There are several reasons why chief investment officers and portfolio managers are not using the data. For starters, there is no consistent definition of ESG, making it mean different things to different people. Another issue is that ESG disclosures are voluntary, so companies can choose among different frameworks for reporting – resulting in information that is not necessarily comparable from company to company.
Bridging the gap
So, how should this problem be dealt with? A turning point in embedding ESG data in corporate reporting will happen when institutional investors demonstrate that this data plays a key role in their investment decisions. More available, consistent and reliable information could play a bigger role in portfolio management.

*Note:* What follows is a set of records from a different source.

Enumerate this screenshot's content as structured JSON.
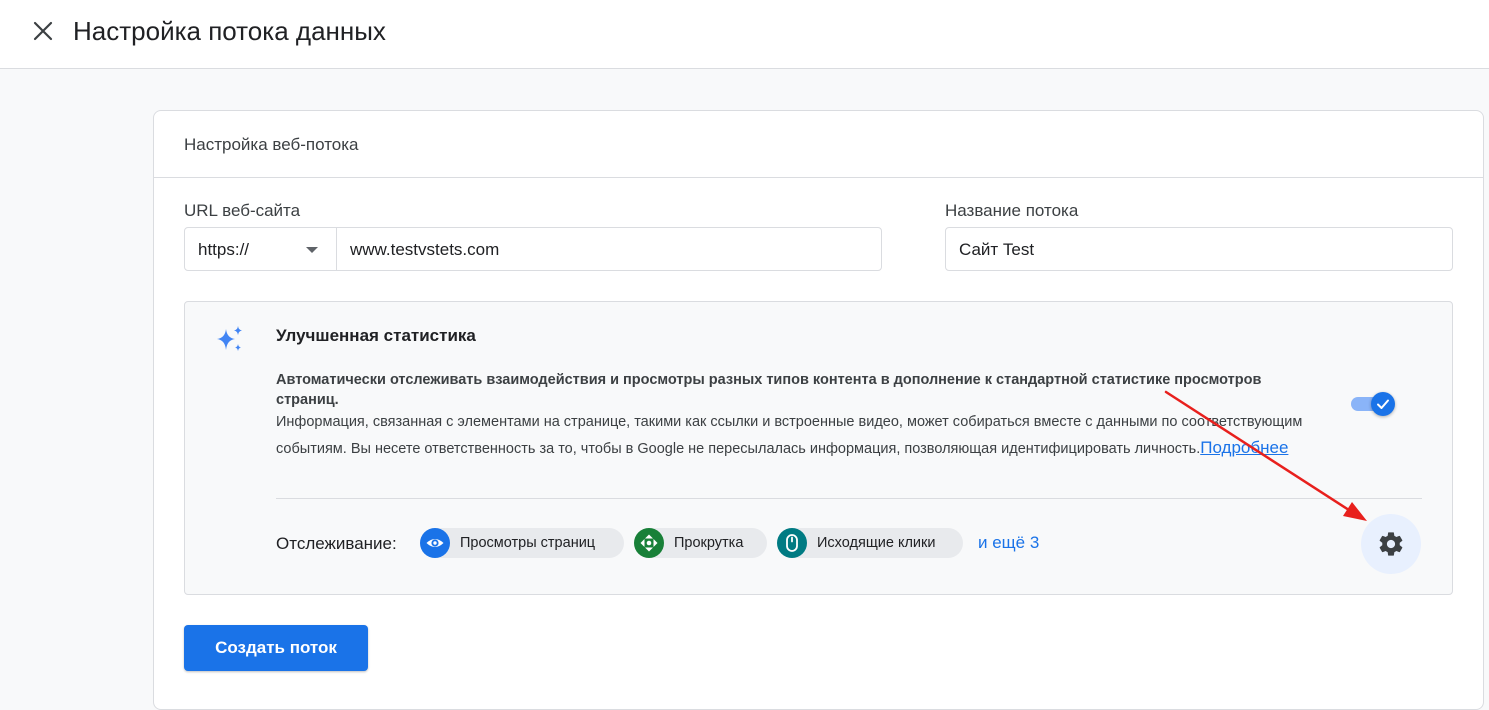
{
  "header": {
    "title": "Настройка потока данных"
  },
  "card": {
    "title": "Настройка веб-потока",
    "url_field": {
      "label": "URL веб-сайта",
      "protocol": "https://",
      "value": "www.testvstets.com"
    },
    "name_field": {
      "label": "Название потока",
      "value": "Сайт Test"
    },
    "enhanced": {
      "title": "Улучшенная статистика",
      "description_bold": "Автоматически отслеживать взаимодействия и просмотры разных типов контента в дополнение к стандартной статистике просмотров страниц.",
      "description": "Информация, связанная с элементами на странице, такими как ссылки и встроенные видео, может собираться вместе с данными по соответствующим событиям. Вы несете ответственность за то, чтобы в Google не пересылалась информация, позволяющая идентифицировать личность.",
      "learn_more": "Подробнее",
      "toggle_on": true,
      "tracking_label": "Отслеживание:",
      "chips": [
        {
          "label": "Просмотры страниц",
          "icon": "eye-icon",
          "color": "#1a73e8"
        },
        {
          "label": "Прокрутка",
          "icon": "scroll-arrows-icon",
          "color": "#188038"
        },
        {
          "label": "Исходящие клики",
          "icon": "mouse-icon",
          "color": "#007b83"
        }
      ],
      "more": "и ещё 3"
    },
    "create_button": "Создать поток"
  },
  "colors": {
    "accent": "#1a73e8",
    "annotation_arrow": "#e8201d"
  }
}
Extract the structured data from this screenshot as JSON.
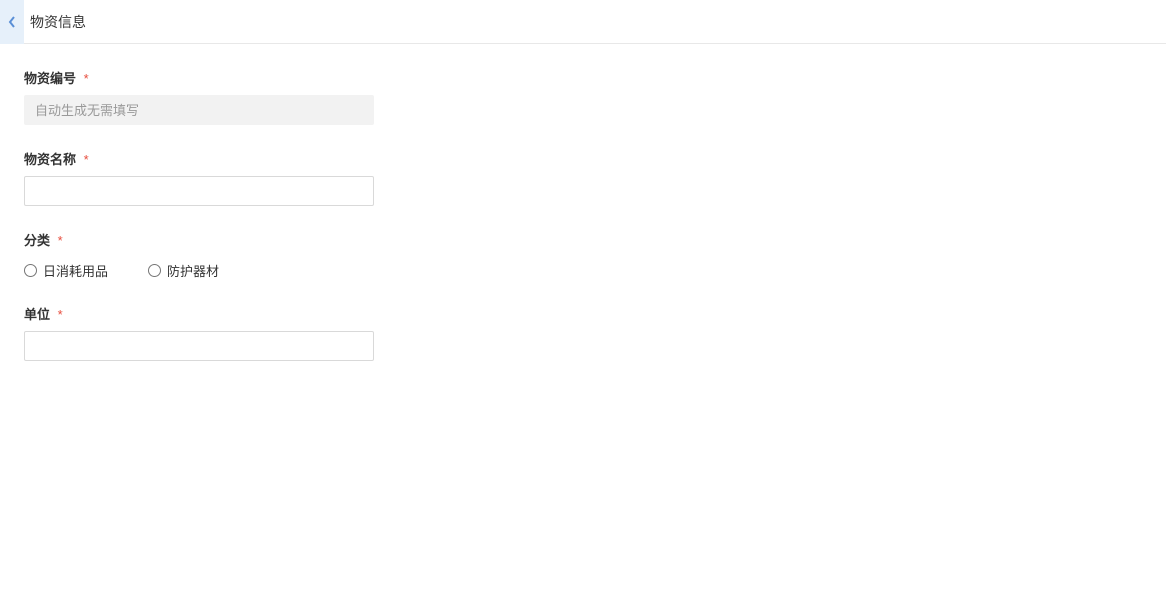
{
  "header": {
    "title": "物资信息"
  },
  "form": {
    "material_number": {
      "label": "物资编号",
      "placeholder": "自动生成无需填写",
      "value": ""
    },
    "material_name": {
      "label": "物资名称",
      "value": ""
    },
    "category": {
      "label": "分类",
      "options": [
        {
          "label": "日消耗用品"
        },
        {
          "label": "防护器材"
        }
      ]
    },
    "unit": {
      "label": "单位",
      "value": ""
    },
    "required_marker": "*"
  }
}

ESG information would certainly be more useful if commonly recognised standards were used when disclosing ESG metrics. According to a study by PwC US in 2016, more than nine out of ten investors (92 per cent) said that S&P500 companies were not disclosing ESG data in a way that made it easy to compare to other companies. Meanwhile, 60 per cent of corporates in the survey said the data they disclosed was comparable to that of other companies. This gap in the way the two groups think about ESG disclosure is a big divide. Corporates are quite confident of the information they are disclosing and its comparability to that of their peers. Most investors, on the other hand, do not think that the disclosed information enables easy comparisons.
Investors would benefit from standard ESG disclosure within a consistent global reporting framework. Having formal and consistent standards can help them better interpret the information. Some investors believe that ESG reporting will support operational and financial performance and how companies manage it to achieve long-term financial sustainability and offset long-term risks. But until we get to a common framework and set of standards, inconsistent disclosure will affect the usefulness of ESG data.
Raising quality of ESG disclosure
According to assessments by local exchanges, the disclosure of ESG information by listed companies in Vietnam has improved over the years in compliance with the provisions set out in Circular No.155/2015/TT-BTC issued by the Ministry of Finance, which clearly stipulates the disclosure of ESG performance of companies. The overall quality of reporting was raised, while the number of companies producing reports also increased. ESG disclosures were also bright spots in the 2018 annual reporting season, reflecting the adoption of international best practices and meeting investors’ requirements on quality of disclosure.
As part of the 2018 ESG performance assessment review done by the Ho Chi Minh City Stock Exchange (HSX) and the International Finance Corporation (IFC) with technical assistance from PwC, companies were called on to be more focused and proactive in their communications with investors about ESG issues, as well as listen to their concerns and respond appropriately. Disclosing ESG information in a clear, transparent manner will help companies improve medium and long-term growth prospects and reduce risks. Investors are also continually improving their connections and integrating information gained from functional departments into investment analysis and decision-making. The results of the ESG disclosures are the basis for the Vietnam Sustainability Index (VNSI), which was officially launched by HSX in July 2017 and continually revised in 2018. This is a new metric in the stock market, in line with international practices and aimed at promoting responsible investment. Hopefully, with the participation of proactive companies in the VNSI index, there will be more opportunities to access green funds and capital from international investment funds and financial institutions. These will certainly contribute to the sustainable growth of the Vietnamese stock market in the coming time.